▸ **What this task involves**
Every line below that holds the string "JSON" must be copied.
START Supplied records
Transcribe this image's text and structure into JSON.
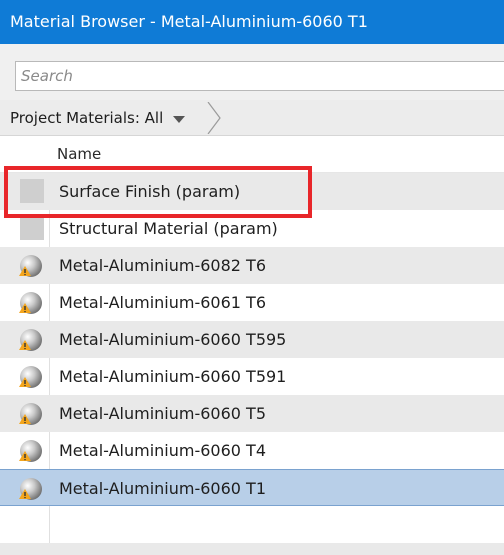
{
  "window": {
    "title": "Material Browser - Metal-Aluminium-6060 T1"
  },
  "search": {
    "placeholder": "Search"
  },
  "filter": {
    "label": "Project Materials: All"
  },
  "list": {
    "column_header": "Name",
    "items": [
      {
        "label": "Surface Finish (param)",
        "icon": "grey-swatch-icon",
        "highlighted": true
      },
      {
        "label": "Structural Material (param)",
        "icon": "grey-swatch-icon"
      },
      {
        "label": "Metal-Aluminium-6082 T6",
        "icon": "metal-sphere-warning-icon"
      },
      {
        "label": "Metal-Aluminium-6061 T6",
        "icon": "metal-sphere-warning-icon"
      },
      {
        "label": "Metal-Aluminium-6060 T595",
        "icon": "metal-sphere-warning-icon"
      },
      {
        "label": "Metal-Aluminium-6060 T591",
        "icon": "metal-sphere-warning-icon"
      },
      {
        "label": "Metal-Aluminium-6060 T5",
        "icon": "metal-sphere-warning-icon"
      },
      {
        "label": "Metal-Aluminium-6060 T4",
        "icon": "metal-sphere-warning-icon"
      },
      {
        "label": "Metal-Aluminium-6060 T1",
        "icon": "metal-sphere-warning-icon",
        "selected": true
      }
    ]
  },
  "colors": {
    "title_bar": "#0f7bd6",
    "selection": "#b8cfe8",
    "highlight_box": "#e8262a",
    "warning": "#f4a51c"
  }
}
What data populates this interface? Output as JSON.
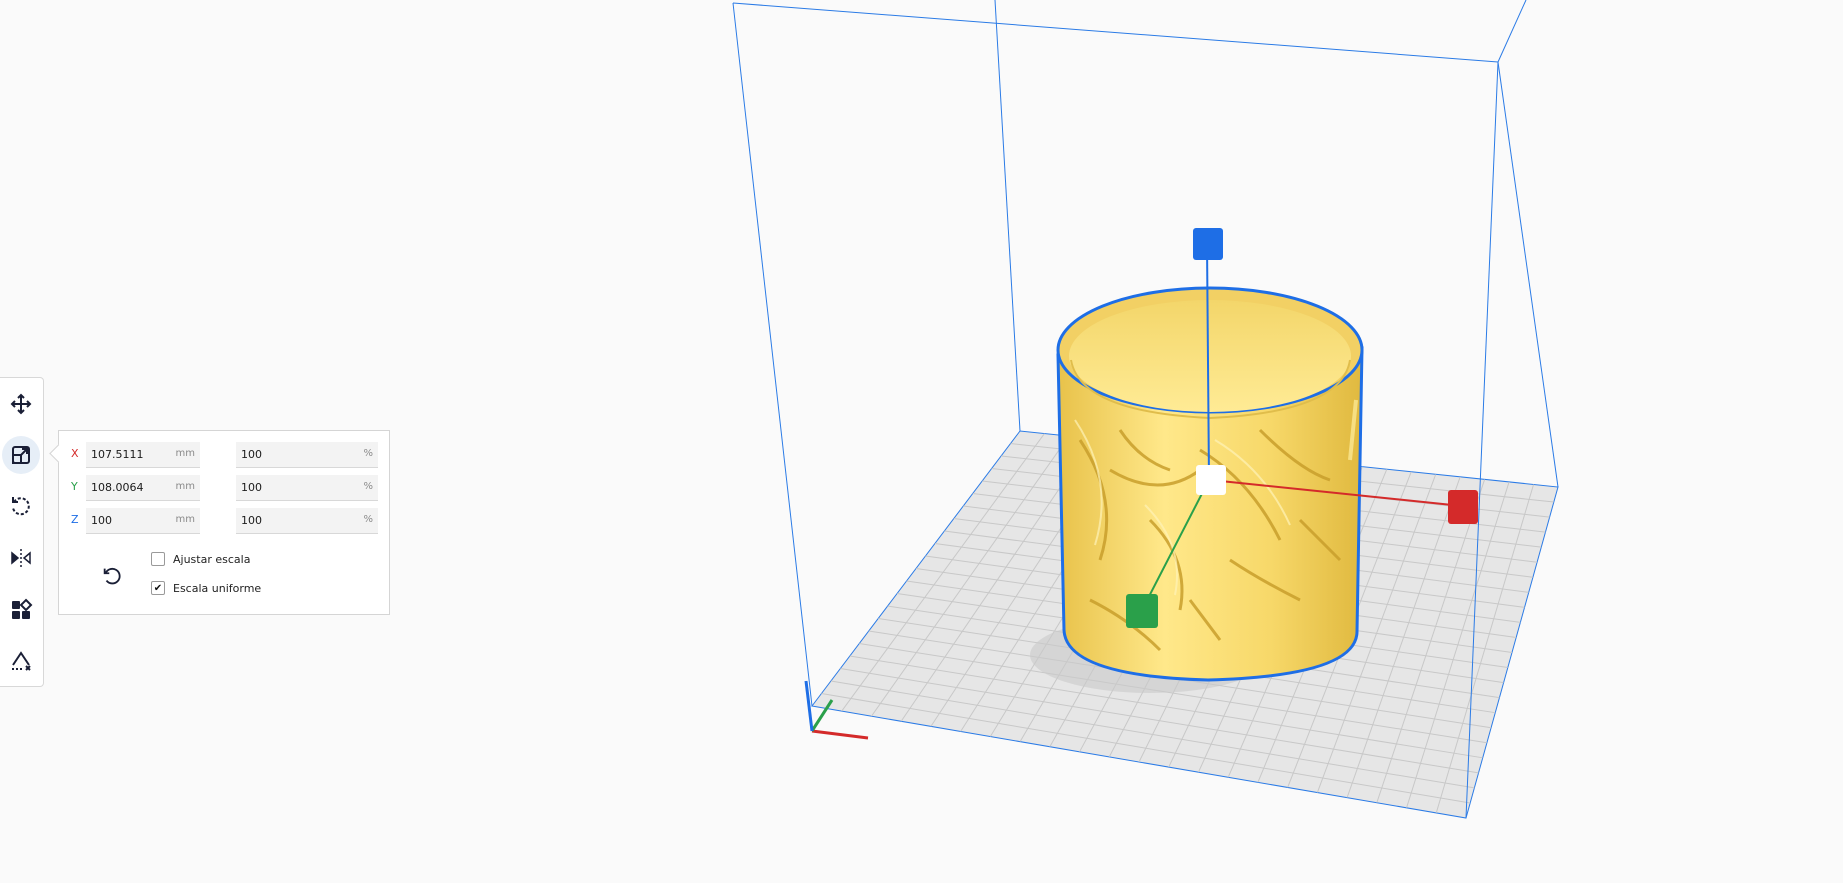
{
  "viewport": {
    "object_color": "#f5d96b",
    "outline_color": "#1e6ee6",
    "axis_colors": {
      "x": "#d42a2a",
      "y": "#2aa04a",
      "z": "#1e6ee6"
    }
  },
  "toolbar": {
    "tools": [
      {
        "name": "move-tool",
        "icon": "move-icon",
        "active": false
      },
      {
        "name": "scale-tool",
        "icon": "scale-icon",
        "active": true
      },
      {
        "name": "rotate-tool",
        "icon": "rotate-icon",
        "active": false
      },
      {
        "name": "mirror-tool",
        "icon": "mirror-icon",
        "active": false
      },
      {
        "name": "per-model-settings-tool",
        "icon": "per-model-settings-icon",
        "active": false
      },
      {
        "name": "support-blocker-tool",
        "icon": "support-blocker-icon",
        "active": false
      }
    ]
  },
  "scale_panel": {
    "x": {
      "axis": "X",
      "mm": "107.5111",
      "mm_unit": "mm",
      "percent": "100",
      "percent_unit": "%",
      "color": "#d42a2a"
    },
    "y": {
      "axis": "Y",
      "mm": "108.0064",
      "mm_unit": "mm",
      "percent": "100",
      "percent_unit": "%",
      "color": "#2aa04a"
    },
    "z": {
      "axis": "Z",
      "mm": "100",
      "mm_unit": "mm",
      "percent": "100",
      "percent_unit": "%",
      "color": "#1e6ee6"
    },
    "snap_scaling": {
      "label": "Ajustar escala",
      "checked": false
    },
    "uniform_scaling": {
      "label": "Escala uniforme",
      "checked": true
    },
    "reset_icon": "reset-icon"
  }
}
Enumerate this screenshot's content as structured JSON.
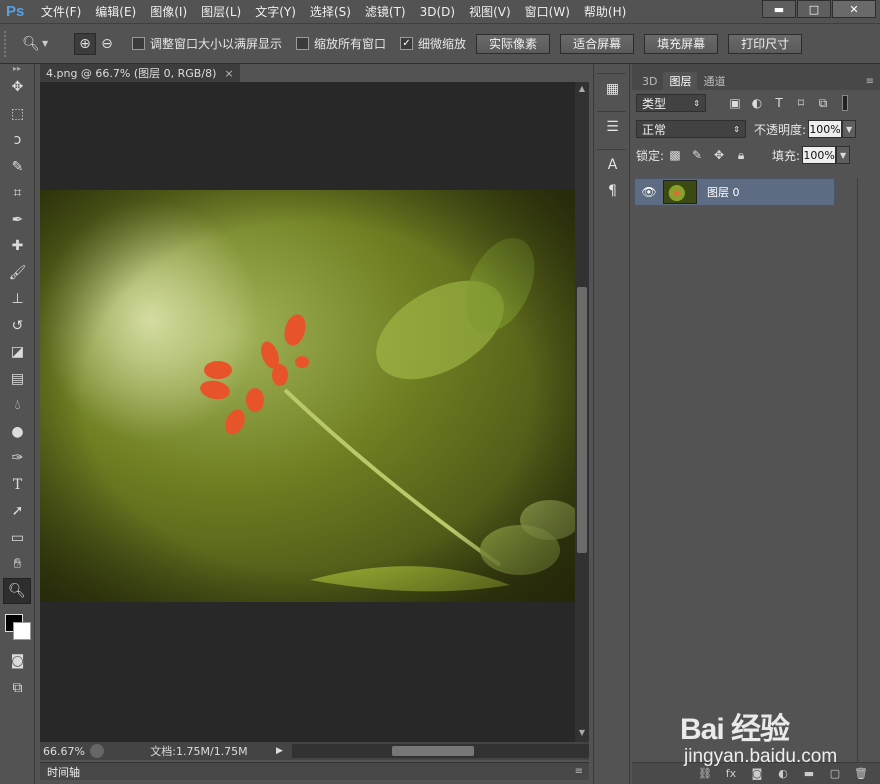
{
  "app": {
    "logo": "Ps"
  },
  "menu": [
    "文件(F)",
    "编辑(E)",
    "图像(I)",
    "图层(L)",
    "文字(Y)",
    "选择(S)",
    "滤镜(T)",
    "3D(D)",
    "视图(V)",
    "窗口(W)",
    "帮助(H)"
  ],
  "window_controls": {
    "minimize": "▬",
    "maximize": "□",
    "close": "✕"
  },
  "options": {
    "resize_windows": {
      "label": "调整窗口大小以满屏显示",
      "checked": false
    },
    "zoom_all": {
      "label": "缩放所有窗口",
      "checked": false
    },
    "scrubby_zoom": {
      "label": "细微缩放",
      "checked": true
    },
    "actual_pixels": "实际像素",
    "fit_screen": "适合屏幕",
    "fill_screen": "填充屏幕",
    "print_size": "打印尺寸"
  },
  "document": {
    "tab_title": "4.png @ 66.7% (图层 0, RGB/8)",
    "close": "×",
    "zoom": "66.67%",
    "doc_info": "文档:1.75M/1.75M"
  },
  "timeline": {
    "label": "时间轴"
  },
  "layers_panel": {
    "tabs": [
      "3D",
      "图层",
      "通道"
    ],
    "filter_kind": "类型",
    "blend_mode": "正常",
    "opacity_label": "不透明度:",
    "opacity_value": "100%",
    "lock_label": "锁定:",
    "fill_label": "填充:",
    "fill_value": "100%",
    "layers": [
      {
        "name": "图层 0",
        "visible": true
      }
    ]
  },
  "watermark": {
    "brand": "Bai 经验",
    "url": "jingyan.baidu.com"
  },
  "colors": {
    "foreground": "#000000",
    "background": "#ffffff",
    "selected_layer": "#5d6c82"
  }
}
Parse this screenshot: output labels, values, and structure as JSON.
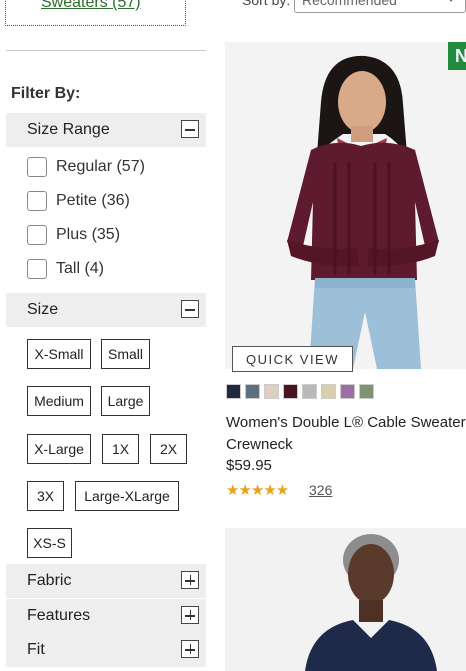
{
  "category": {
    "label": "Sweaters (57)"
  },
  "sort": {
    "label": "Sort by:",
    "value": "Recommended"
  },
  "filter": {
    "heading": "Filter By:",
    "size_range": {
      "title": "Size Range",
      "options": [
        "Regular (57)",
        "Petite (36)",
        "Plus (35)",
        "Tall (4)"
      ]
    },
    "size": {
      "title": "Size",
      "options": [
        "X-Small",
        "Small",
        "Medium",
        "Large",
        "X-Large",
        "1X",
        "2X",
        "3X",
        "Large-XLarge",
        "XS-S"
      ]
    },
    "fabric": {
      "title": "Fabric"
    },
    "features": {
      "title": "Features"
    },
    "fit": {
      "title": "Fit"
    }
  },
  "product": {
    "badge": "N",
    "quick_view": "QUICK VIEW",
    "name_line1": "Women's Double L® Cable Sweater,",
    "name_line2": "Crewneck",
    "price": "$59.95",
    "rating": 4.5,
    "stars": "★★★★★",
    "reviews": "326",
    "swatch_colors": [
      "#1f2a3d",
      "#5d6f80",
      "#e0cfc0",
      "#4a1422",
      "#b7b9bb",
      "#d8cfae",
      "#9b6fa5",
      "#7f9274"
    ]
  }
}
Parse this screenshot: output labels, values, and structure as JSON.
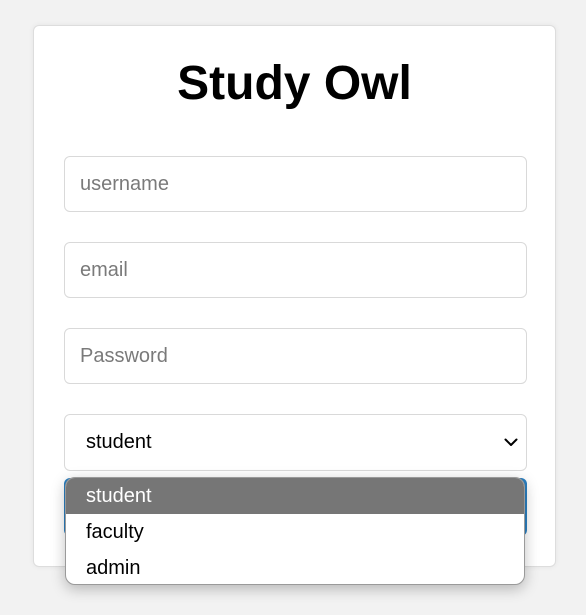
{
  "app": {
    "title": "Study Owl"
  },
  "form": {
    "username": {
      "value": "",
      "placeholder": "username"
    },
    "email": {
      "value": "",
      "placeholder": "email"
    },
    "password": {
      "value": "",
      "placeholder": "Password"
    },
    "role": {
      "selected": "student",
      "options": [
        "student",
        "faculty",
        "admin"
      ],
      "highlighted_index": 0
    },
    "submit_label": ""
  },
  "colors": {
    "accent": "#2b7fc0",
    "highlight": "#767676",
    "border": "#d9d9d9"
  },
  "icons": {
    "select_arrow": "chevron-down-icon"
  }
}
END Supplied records
▸ **Task result**
Transcribe this image's text and structure into JSON.
What data populates this interface? Output as JSON.
Enumerate this screenshot's content as structured JSON.
Parse this screenshot: output labels, values, and structure as JSON.
Parse this screenshot: output labels, values, and structure as JSON.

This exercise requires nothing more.